## INPUT MATERIAL
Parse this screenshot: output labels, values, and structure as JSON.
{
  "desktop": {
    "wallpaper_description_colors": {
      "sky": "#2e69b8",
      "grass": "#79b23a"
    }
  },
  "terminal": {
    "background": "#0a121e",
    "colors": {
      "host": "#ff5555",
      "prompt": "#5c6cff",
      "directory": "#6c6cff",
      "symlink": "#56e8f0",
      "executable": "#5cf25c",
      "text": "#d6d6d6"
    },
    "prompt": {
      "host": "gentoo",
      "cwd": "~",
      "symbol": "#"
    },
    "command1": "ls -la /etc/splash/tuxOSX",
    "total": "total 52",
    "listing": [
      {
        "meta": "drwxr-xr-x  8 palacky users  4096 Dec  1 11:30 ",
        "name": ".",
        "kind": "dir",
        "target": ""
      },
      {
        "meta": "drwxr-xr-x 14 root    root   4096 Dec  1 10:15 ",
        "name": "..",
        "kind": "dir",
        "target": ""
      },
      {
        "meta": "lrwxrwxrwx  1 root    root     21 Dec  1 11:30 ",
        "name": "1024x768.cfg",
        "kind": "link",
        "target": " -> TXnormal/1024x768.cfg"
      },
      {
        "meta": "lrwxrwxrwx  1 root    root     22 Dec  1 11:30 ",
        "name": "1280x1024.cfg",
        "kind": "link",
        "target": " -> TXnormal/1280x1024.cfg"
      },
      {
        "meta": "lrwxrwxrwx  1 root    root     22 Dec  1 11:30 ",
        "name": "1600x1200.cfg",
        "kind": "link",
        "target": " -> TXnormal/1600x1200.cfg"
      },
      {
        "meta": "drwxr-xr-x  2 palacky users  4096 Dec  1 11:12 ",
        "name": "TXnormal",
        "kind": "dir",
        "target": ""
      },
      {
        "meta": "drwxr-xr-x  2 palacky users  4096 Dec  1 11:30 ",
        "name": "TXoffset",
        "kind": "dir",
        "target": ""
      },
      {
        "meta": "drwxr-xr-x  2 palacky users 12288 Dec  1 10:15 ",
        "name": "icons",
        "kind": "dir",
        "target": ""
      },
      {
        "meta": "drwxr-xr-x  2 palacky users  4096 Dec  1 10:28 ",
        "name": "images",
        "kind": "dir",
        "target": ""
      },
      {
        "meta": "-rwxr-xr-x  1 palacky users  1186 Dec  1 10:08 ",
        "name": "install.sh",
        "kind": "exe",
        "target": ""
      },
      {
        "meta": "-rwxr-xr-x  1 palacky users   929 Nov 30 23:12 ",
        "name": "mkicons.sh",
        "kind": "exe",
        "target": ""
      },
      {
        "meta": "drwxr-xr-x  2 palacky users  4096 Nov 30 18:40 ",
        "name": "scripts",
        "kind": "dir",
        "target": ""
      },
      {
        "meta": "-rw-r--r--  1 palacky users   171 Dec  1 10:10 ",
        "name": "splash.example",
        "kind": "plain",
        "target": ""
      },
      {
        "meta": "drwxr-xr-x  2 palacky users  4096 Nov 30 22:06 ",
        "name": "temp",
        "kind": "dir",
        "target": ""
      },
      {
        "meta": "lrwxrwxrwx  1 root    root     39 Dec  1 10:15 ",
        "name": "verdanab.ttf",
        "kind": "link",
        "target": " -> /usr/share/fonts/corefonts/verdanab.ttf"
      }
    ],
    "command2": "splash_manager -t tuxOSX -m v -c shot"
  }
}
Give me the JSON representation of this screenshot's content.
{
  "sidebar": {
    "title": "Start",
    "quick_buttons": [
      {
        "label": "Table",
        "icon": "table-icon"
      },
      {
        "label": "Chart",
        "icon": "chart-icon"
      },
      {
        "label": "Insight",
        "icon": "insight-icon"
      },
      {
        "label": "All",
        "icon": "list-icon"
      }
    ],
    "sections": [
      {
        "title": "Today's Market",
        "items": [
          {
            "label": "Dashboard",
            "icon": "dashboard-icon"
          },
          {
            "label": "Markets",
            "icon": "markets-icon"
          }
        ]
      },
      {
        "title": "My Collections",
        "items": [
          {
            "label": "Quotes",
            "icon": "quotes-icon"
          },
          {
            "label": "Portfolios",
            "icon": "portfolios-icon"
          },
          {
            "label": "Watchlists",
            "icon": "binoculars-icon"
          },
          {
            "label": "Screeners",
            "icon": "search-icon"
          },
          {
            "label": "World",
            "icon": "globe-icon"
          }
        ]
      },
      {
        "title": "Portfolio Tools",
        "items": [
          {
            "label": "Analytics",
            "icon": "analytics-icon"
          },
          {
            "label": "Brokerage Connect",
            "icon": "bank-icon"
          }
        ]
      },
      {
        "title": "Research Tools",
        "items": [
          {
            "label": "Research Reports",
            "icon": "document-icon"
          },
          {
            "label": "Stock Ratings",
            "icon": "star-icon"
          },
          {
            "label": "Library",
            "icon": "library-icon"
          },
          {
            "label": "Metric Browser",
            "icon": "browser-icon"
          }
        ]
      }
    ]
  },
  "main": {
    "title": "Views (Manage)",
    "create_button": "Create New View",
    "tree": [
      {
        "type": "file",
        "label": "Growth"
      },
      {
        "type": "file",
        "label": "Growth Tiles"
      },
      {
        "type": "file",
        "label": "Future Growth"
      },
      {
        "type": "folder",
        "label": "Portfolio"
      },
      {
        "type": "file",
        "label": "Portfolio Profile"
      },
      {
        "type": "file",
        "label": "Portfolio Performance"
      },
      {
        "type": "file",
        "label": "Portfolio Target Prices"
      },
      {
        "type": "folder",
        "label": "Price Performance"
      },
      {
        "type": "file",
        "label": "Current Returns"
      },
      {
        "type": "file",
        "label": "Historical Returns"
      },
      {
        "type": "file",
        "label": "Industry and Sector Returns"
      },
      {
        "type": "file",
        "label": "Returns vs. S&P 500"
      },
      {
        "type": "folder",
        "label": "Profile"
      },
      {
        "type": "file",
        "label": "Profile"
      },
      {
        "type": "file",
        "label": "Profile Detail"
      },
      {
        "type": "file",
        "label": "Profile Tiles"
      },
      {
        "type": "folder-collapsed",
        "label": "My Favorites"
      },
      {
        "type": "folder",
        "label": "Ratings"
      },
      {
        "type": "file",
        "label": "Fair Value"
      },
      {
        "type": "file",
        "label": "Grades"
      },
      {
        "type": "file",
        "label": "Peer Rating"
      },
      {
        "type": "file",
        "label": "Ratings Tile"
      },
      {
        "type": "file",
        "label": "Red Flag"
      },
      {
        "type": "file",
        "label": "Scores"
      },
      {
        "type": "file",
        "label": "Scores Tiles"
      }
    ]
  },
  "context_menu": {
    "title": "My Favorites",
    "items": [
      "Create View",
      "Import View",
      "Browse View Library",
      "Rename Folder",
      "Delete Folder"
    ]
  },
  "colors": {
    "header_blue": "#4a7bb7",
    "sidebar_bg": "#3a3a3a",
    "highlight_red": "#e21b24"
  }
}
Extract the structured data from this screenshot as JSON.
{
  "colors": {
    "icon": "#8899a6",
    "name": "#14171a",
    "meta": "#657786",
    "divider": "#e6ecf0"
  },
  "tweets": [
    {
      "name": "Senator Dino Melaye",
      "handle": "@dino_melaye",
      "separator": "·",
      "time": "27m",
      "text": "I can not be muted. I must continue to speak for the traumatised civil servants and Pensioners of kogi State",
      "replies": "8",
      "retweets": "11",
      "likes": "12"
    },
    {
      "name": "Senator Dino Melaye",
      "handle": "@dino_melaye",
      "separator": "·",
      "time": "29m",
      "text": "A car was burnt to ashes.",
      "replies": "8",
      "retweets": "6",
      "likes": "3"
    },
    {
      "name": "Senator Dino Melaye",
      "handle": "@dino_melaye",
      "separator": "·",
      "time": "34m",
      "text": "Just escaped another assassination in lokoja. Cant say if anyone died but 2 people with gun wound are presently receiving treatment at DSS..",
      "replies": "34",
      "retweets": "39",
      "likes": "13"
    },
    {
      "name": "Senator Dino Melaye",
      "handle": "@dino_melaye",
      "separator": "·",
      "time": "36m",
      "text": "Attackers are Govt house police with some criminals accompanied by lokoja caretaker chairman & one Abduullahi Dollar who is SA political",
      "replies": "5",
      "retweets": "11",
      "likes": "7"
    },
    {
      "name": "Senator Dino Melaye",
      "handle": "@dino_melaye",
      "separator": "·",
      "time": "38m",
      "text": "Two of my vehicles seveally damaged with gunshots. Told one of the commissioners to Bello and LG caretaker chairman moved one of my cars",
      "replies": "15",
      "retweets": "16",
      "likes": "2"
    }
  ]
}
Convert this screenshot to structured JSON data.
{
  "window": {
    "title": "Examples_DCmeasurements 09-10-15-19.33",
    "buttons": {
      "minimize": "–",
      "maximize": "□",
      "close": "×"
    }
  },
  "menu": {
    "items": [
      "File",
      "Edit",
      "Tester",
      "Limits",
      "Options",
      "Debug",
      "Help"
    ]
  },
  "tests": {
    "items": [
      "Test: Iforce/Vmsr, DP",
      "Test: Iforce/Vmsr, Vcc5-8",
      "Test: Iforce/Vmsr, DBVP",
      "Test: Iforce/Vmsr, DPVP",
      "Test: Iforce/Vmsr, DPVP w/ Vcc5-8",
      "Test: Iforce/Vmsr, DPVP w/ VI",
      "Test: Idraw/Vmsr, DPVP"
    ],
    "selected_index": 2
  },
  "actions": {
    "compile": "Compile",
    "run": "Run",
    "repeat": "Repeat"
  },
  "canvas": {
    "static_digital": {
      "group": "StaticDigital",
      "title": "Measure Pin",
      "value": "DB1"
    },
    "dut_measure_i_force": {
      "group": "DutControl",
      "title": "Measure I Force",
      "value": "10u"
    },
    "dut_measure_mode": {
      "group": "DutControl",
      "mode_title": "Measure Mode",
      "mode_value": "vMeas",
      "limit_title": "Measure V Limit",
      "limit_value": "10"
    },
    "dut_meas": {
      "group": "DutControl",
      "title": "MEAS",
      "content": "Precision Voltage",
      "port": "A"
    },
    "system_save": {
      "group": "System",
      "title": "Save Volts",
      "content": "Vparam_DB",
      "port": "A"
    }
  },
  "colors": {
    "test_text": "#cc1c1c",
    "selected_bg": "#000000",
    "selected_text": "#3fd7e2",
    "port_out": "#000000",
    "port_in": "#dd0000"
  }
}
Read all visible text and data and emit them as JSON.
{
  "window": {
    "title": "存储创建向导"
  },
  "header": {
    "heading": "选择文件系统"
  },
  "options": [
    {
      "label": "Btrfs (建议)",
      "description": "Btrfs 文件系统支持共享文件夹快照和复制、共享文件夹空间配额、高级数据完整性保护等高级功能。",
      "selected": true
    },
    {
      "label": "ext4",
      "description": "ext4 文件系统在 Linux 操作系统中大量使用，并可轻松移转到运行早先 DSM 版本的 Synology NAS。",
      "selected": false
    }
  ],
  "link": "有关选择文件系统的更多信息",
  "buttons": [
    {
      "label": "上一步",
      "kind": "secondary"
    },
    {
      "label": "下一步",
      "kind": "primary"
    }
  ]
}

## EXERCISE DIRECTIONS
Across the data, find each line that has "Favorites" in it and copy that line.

## RESULT FOR THIS EXERCISE
        "label": "My Favorites"
    "title": "My Favorites",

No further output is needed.